EXERCISE DESCRIPTION — Reproduce the records below word for word.

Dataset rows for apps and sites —
--- START ---
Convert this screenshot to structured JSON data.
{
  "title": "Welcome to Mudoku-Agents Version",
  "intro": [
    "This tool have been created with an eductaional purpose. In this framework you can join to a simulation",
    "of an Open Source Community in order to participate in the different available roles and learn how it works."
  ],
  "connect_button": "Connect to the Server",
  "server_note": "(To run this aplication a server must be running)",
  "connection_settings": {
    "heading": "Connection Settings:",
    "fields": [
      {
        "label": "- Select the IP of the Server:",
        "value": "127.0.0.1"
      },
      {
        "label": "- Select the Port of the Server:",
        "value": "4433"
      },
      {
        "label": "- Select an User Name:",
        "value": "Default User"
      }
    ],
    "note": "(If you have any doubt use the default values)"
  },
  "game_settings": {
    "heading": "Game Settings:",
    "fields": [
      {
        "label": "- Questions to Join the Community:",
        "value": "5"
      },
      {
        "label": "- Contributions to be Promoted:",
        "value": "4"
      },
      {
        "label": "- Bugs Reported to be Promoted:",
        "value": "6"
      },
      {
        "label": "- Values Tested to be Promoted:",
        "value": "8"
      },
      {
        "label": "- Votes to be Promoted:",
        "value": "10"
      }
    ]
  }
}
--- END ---
PROBLEM SOLUTION —
Convert this screenshot to structured JSON data.
{
  "title": "Welcome to Mudoku-Agents Version",
  "intro": [
    "This tool have been created with an eductaional purpose. In this framework you can join to a simulation",
    "of an Open Source Community in order to participate in the different available roles and learn how it works."
  ],
  "connect_button": "Connect to the Server",
  "server_note": "(To run this aplication a server must be running)",
  "connection_settings": {
    "heading": "Connection Settings:",
    "fields": [
      {
        "label": "- Select the IP of the Server:",
        "value": "127.0.0.1"
      },
      {
        "label": "- Select the Port of the Server:",
        "value": "4433"
      },
      {
        "label": "- Select an User Name:",
        "value": "Default User"
      }
    ],
    "note": "(If you have any doubt use the default values)"
  },
  "game_settings": {
    "heading": "Game Settings:",
    "fields": [
      {
        "label": "- Questions to Join the Community:",
        "value": "5"
      },
      {
        "label": "- Contributions to be Promoted:",
        "value": "4"
      },
      {
        "label": "- Bugs Reported to be Promoted:",
        "value": "6"
      },
      {
        "label": "- Values Tested to be Promoted:",
        "value": "8"
      },
      {
        "label": "- Votes to be Promoted:",
        "value": "10"
      }
    ]
  }
}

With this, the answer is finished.